Now – post lockdown – if there was ever a play worth the wait, it’s Paul Harvard’s mesmerising GHBoy.
This is about the expanding party scene in London’s East End and the snowball effect that is happening to the scene. Young men are unexpectedly dying but who is the killer? Here Harvard is very clever; the main character in the play, Robert, knows who that is, but the audience don’t know for sure who the perpetrator is. The play was inspired in part by the serial killer Stephen Port.
Robert is played by a very enigmatic Jimmy Essex who is never off stage and is perfectly cast. His brooding stage presence is phenomenal as he displays a whole gamut of powerful emotions dealing with the death of his father and his own inner demons associated with substance abuse and infidelity.
Marc Bosch who play Sergio, Robert’s boyfriend and then fiancée is equally strong bringing to his role a strength of purpose, fervour and determination as he fights to protect their relationship and help Robert get on with his life, and to realise he may be losing the battle.
GHBoy is thought-provoking stuff where Harvard explores many relevant issues – such as that temptation can be an exciting aphrodisiac. Staged with the audience on three sides, this totally adds to the majesty of the production. Director Jon Pashley’s approach is audacious, and it’s the slightly erratic nature of his direction linked by Tony Simpson’s lighting and Rona Castrioti’s sound, which is designed to bring a brutality to the way the scenes are played out as the story unfolds.
Special mention to Sylvester Akinrolabu who plays various roles and gives a gripping and menacing performance as he exploits Robert’s vulnerability for his own sexual gratification. Also all credit to Aryana Ramkhalawon as Jasminder who is not the token ‘fag hag’ but a true friend to Robert. She just wants him to be safe and secure and her scenes with Jimmy Essex have a darkly comic overtone to them that works extremely well.
Buffy Davis as Debbie, Robert’s mother, just wants the best for her son and values the fact that he wants to help her paint her front room and bring some kind of normality, if only briefly, back into her blue-eyed boy’s life. Another key character is Simon played by a very watchable Devesh Kishore who plays the psychiatrist given the task to solve some of Robert’s problems.
Harvard challenges convention as he explores the fact that the human mind can contain abstract thoughts.

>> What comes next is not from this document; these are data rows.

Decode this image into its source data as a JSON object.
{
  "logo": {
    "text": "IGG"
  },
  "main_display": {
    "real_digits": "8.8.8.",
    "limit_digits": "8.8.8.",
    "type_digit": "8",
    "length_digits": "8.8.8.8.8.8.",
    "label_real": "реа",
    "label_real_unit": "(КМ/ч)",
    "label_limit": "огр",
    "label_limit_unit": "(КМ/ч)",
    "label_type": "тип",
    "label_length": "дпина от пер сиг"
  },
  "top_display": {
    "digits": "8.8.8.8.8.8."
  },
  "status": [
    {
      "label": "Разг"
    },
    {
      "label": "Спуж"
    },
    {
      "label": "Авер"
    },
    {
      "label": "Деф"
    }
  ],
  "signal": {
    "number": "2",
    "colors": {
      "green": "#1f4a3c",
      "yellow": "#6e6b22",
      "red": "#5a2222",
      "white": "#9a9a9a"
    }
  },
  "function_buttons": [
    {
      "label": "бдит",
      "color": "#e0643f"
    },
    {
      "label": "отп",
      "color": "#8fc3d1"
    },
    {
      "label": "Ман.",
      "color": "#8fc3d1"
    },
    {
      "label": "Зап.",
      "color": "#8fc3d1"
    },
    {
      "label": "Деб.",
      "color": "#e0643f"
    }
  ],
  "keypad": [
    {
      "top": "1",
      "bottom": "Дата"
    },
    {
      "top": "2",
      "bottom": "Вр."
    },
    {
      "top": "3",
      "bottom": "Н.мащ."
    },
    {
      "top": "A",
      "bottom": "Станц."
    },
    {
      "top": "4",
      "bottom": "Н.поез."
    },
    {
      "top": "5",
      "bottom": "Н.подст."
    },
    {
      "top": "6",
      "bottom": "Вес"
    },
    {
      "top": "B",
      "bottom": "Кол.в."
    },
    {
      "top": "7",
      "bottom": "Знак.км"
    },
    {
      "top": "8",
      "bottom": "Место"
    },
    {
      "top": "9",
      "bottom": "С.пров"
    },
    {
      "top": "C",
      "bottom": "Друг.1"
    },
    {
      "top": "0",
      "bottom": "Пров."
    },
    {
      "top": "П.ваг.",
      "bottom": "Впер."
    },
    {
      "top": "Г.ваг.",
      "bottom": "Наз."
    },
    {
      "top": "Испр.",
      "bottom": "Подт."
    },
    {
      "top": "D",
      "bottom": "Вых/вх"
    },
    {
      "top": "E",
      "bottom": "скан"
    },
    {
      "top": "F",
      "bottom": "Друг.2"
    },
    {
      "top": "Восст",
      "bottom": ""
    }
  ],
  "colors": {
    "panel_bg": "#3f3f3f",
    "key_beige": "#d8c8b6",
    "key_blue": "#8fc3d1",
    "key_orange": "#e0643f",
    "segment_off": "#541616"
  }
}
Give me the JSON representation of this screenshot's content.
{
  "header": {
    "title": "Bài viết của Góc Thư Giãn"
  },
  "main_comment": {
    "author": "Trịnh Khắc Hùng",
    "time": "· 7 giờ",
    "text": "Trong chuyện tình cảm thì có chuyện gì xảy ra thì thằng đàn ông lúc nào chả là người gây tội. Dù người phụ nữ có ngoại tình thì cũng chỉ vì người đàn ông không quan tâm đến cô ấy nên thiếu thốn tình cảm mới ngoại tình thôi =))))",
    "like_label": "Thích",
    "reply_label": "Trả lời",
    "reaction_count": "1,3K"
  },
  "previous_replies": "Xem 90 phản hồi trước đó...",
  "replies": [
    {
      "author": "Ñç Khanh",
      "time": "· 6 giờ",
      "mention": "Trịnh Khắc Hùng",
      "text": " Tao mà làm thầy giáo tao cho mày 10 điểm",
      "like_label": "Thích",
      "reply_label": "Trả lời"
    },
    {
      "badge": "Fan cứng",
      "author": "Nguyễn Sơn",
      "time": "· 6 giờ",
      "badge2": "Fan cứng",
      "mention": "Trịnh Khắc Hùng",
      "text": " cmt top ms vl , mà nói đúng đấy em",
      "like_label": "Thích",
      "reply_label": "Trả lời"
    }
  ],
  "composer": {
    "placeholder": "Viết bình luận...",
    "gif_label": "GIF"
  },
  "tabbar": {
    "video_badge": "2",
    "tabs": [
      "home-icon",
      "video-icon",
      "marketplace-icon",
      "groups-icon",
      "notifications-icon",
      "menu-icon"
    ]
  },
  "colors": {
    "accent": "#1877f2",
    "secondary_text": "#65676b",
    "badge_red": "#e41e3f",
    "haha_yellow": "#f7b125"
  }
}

This is a very masterful look at the need for self-fulfilment and expression. There are some classic scenes within the writing such as whether you declare your HIV status when forming a new and hopefully long term relationship, but that dialogue is always apt and relevant.
GHBoy is vital modern theatre and I urge you to get your ticket now.